For Cyclists: the Garmin Edge 800 includes a GPS, mapping, speed, grade, heart rate, and more.

Why does the body, then, not burn fat instead of glycogen/sugar? Fat is much harder to turn into fuel, and the body does not have the ability to convert the fat into energy at the rate at which the energy is being burned.

So in order to burn more fat, one must train the body to burn fat as fuel in the Endurance Zone, and then spend limited amounts of time in the upper heart rate zones to burn more calories. It’s simple. Once you can increase the percentage of fat calories burned overall, you can move away from the Endurance Zone.



The Other Zones Are … ?

So we have Endurance Zone and LT Zone. Are there any other Zones?

The 5 training zones are:

  • Recovery: Active recovery, 65% Max Heart Rate and below.
  • Endurance: 65-70% MHR
  • Tempo/Strength (Spinning): 70-80% MHR
  • LT: 80-85% MHR
  • VO2Max: All out, Race Day, Maximum Effort: 86%+

How Do I find My Zones?

Most heart rate monitors come with built in Zone pinpointing software based on age, weight, height and sex. The simple formula is: 220 – your age = Approximate Maximum Heart Rate.

Another way to find a more accurate Max heart Rate number is to wear your heart rate monitor in class and record the highest heart rate at your very hardest effort.

The best way is to work with a coach, or to visit a physiology lab where you will find your exact max heart rate, LT and Zones, as well as your fuel consumption. In most areas, a visit to the phys lab for what is called an “LT Profile” and a “Fuel Test” will cost under $200. A VO2Max test is not necessary.

Do I have to Stay in Endurance Zone the Entire Class?

No, however, the more time you spend in Endurance in the first 4-6 weeks, the better trained you will be. Try to spend 75-80% of the time in Endurance for the first 4 weeks.

Where Can I Find A Heart Rate Monitor?

Your local bike shop, a sports shop such as Sport Chalet, or online directly from the manufacturer.

If you would like to get started using a heart rate monitor, there is no better time than now! Feel free to contact us if you have questions.

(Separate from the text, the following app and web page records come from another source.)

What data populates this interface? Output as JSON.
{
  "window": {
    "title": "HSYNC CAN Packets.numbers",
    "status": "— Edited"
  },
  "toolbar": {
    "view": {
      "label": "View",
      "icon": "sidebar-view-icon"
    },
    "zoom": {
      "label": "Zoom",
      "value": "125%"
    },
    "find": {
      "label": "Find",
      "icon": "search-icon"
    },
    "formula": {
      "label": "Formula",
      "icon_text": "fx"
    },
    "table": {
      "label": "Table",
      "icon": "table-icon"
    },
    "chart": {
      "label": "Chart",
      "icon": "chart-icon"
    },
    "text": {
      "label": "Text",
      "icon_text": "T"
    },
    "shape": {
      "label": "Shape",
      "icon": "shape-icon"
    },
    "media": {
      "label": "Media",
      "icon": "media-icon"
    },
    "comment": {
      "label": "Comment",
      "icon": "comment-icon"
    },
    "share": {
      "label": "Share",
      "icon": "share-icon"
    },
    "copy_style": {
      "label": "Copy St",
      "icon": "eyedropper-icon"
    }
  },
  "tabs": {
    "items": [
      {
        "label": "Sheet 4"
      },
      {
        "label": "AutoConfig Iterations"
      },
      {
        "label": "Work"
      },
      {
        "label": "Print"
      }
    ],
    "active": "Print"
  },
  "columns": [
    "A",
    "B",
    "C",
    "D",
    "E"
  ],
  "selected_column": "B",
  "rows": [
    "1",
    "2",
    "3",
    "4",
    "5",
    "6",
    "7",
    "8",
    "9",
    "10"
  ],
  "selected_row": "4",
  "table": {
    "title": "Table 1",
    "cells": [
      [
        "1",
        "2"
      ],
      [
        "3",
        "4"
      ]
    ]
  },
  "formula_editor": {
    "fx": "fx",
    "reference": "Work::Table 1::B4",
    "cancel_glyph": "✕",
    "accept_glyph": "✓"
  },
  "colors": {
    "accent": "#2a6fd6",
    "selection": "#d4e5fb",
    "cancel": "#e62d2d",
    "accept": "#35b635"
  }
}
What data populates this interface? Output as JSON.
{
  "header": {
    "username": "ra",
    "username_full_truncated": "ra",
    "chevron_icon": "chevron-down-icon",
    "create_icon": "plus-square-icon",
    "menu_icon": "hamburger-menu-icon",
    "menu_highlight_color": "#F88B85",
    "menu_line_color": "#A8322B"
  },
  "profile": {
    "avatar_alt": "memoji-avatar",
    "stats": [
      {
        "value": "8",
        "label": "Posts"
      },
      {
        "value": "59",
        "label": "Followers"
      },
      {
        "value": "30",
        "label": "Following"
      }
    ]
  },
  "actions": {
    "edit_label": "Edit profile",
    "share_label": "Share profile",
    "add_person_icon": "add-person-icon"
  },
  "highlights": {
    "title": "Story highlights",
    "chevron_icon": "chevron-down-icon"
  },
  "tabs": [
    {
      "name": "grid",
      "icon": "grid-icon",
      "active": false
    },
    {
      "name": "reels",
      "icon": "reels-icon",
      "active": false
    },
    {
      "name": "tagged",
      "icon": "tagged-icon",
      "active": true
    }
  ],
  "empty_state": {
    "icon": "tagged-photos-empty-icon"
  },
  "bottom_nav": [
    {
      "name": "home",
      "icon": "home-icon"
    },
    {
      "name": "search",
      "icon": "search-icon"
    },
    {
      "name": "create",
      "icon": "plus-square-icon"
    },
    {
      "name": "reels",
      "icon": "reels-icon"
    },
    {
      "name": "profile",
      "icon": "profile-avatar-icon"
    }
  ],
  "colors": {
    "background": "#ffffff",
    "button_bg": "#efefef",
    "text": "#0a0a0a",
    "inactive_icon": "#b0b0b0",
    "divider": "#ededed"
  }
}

Share the Ride!

Speak Your Mind

Tell us what you're thinking...
and oh, if you want a pic to show with your comment, go get a gravatar!

You must be logged in to post a comment.